Items from an interface collection:
□ □ □ □ □
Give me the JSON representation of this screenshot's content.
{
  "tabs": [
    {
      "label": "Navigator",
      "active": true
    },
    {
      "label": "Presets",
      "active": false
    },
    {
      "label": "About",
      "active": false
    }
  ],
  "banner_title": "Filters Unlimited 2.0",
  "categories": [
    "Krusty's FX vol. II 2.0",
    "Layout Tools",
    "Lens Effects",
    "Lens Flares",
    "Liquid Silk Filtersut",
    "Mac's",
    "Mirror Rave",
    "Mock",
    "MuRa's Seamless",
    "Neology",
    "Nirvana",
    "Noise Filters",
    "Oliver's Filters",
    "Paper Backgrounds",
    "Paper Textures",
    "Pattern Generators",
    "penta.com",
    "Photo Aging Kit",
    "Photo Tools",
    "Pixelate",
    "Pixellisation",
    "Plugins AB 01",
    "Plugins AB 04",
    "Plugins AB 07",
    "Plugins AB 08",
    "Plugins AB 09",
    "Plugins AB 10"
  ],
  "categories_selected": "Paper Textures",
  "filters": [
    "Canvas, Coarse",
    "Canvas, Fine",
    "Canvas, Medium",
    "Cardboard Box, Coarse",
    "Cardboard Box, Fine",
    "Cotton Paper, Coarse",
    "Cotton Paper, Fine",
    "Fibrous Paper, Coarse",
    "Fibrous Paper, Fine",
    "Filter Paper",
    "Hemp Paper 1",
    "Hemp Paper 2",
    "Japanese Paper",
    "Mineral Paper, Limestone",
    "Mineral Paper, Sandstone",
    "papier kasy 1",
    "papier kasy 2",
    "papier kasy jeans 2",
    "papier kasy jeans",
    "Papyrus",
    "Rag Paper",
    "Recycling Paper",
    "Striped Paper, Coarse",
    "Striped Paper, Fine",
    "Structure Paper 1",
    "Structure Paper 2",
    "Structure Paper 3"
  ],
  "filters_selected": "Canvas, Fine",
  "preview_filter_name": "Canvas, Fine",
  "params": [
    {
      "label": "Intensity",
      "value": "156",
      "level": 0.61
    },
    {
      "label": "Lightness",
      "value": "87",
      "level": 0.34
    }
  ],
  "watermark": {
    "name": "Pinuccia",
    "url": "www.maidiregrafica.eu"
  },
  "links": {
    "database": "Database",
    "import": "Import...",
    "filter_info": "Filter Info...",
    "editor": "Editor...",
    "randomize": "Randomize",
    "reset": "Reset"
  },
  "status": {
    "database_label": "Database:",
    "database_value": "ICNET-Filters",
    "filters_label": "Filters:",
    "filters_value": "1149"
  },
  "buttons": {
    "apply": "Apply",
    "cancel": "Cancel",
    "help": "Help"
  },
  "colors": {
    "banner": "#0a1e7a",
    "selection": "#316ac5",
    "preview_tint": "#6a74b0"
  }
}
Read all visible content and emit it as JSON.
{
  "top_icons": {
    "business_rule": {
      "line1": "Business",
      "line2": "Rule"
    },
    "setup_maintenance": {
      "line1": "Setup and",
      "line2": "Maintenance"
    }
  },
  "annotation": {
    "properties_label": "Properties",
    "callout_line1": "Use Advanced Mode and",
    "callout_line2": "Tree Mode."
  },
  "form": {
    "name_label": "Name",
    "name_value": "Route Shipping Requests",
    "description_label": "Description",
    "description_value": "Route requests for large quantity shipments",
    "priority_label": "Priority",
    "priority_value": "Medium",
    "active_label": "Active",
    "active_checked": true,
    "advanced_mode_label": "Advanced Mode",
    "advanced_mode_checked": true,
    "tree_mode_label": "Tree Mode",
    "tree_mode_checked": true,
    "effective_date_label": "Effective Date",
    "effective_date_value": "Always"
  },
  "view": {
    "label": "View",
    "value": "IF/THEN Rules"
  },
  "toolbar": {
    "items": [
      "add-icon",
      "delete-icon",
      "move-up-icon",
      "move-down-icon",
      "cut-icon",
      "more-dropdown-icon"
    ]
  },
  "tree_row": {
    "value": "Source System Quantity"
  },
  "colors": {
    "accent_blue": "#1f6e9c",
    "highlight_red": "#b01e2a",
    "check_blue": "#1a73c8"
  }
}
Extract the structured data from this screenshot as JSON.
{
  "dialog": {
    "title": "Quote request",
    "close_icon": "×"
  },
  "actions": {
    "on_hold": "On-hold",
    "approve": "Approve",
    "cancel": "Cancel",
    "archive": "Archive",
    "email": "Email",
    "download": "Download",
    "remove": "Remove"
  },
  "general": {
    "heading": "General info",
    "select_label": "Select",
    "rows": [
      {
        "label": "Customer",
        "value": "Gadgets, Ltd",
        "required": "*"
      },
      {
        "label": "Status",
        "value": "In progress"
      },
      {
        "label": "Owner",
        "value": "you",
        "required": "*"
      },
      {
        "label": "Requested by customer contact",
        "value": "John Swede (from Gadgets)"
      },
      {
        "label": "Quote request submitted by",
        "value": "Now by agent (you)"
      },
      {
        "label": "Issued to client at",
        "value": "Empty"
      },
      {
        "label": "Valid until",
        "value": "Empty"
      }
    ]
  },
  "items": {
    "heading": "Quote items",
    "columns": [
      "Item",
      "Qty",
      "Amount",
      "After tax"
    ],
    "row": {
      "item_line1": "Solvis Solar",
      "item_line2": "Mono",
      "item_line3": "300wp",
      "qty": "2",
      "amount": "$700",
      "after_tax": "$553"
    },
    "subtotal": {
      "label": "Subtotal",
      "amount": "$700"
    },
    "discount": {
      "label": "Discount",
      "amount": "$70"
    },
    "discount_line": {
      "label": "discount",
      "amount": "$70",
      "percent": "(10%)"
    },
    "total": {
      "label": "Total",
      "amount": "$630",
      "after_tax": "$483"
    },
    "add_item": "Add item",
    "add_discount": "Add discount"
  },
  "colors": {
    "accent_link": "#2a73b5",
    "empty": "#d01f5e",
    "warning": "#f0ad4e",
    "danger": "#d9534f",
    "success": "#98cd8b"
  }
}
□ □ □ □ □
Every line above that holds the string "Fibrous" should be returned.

→ Task response
    "Fibrous Paper, Coarse",
    "Fibrous Paper, Fine",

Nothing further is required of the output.